A report by the European Medicines Agency says, however, there is ‘no evidence from clinical trials, that GLP-1-based therapies (the family of drugs semaglutide belongs to) increase the risk of pancreatic cancer’.
Another complication being probed is diabetic retinopathy, caused by high blood sugar levels damaging the back of the eye. It can cause blindness, if left untreated.
In its ‘summary of risk management plan for Ozempic’, the EMA revealed it had identified an ‘important’ risk of diabetic retinopathy complications, following a 2021 trial of the drug.
Higher rates of the condition were reported among those with type 2 diabetes who used semaglutide 2.4 mg than those with the placebo.

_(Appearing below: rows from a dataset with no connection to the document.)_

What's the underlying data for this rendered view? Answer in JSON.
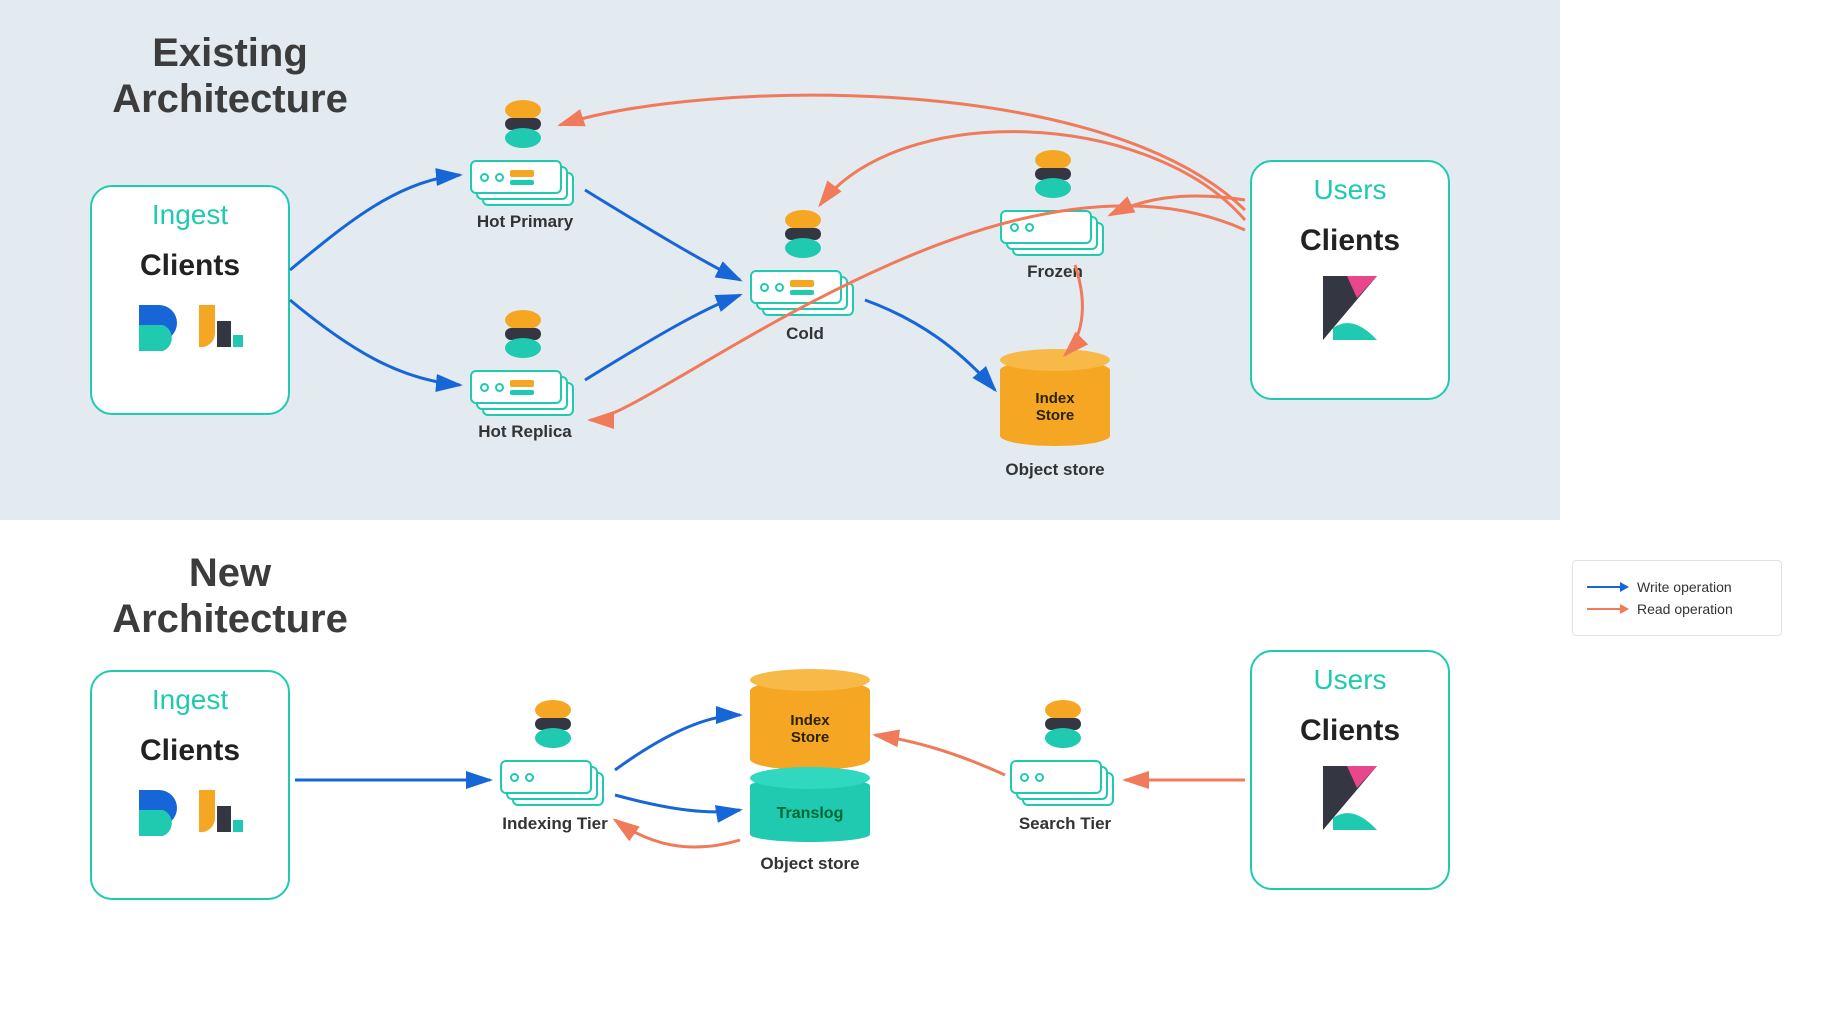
{
  "diagram": {
    "existing": {
      "title": "Existing\nArchitecture",
      "ingest": {
        "header": "Ingest",
        "label": "Clients"
      },
      "users": {
        "header": "Users",
        "label": "Clients"
      },
      "nodes": {
        "hot_primary": "Hot Primary",
        "hot_replica": "Hot Replica",
        "cold": "Cold",
        "frozen": "Frozen",
        "index_store": "Index\nStore",
        "object_store": "Object store"
      }
    },
    "new": {
      "title": "New\nArchitecture",
      "ingest": {
        "header": "Ingest",
        "label": "Clients"
      },
      "users": {
        "header": "Users",
        "label": "Clients"
      },
      "nodes": {
        "indexing_tier": "Indexing Tier",
        "search_tier": "Search Tier",
        "index_store": "Index\nStore",
        "translog": "Translog",
        "object_store": "Object store"
      }
    }
  },
  "legend": {
    "write": "Write operation",
    "read": "Read operation"
  },
  "colors": {
    "write": "#1766d8",
    "read": "#f07a5a",
    "teal": "#1fcab0",
    "yellow": "#f5a623",
    "dark": "#343741"
  }
}
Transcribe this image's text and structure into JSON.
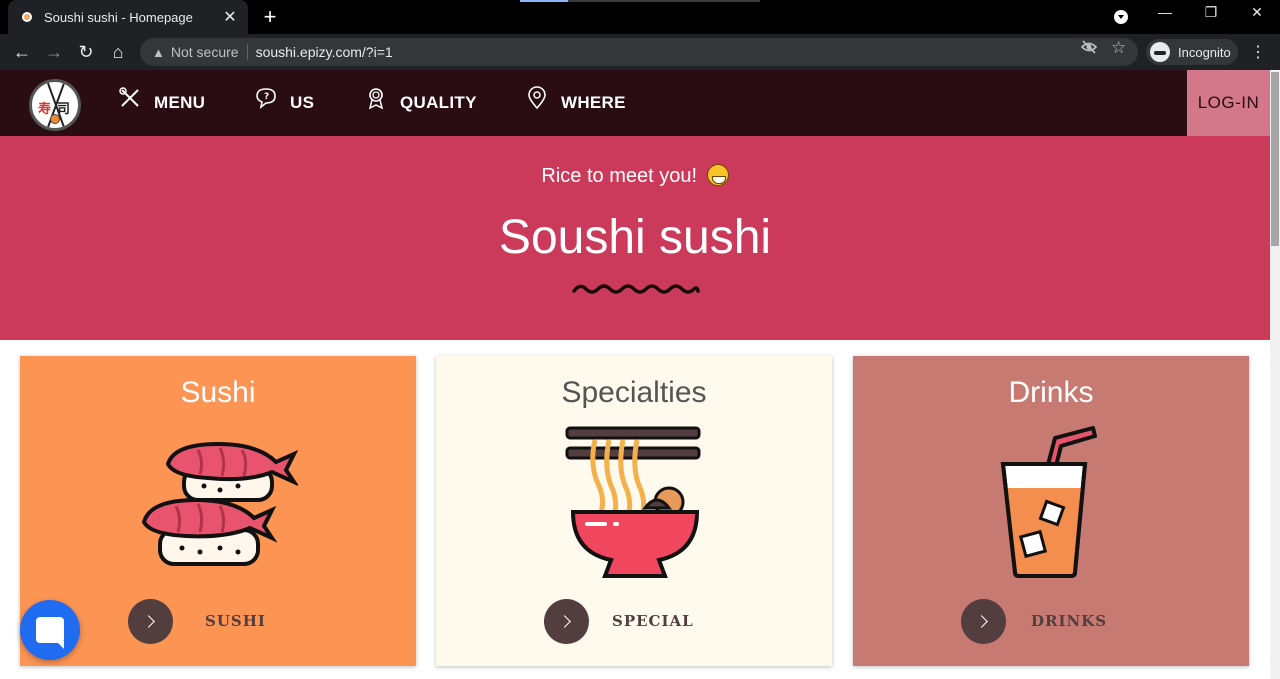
{
  "browser": {
    "tab_title": "Soushi sushi - Homepage",
    "new_tab_symbol": "+",
    "security_label": "Not secure",
    "url": "soushi.epizy.com/?i=1",
    "profile_label": "Incognito",
    "icons": [
      "favicon",
      "close-icon",
      "minimize-icon",
      "restore-icon",
      "window-close-icon",
      "back-icon",
      "forward-icon",
      "reload-icon",
      "home-icon",
      "warning-icon",
      "eye-off-icon",
      "star-icon",
      "incognito-icon",
      "kebab-menu-icon"
    ]
  },
  "nav": {
    "logo_chars": [
      "寿",
      "司"
    ],
    "items": [
      {
        "label": "MENU",
        "icon": "utensils-icon"
      },
      {
        "label": "US",
        "icon": "chat-bubble-icon"
      },
      {
        "label": "QUALITY",
        "icon": "award-icon"
      },
      {
        "label": "WHERE",
        "icon": "map-pin-icon"
      }
    ],
    "login": "LOG-IN"
  },
  "hero": {
    "greeting": "Rice to meet you!",
    "emoji": "grinning-face-icon",
    "brand": "Soushi sushi"
  },
  "cards": [
    {
      "title": "Sushi",
      "button_label": "SUSHI",
      "bg": "#fc9454",
      "title_color": "#ffffff",
      "illustration": "sushi-icon"
    },
    {
      "title": "Specialties",
      "button_label": "SPECIAL",
      "bg": "#fffaed",
      "title_color": "#555555",
      "illustration": "ramen-bowl-icon"
    },
    {
      "title": "Drinks",
      "button_label": "DRINKS",
      "bg": "#c77a72",
      "title_color": "#ffffff",
      "illustration": "drink-glass-icon"
    }
  ],
  "colors": {
    "nav_bg": "#2a0d12",
    "hero_bg": "#cb3a5a",
    "login_bg": "#d3788a",
    "button_dark": "#523d3f",
    "chat_blue": "#1f6cf0"
  }
}
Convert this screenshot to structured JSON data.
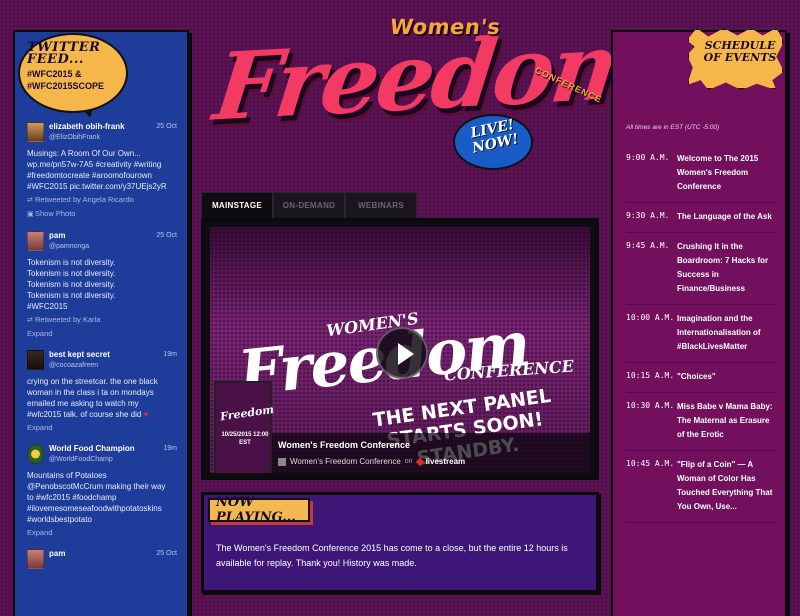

Results from the diabetic retinopathy trial are not expected until December 2026.
But this is already listed as a potential rare side effect in the patient information leaflet.
The drug works by mimicking the effects of glucagon-like peptide-1 (GLP-1), a hormone which targets areas of the brain that regulate appetite and food intake — making users feel less hungry.
It also slows down the movement of food in the gut, which helps users stay full for longer and signals to the body to release insulin, which helps move digested sugar from the blood into cells where it can be used for energy.
MailOnline understands studies have been and are continuing to investigate the risks of medullary thyroid cancer and pancreatic cancer linked to all GLP-1 drugs including exenatide, liraglutide, lixisenatide, dulaglutide and semaglutide.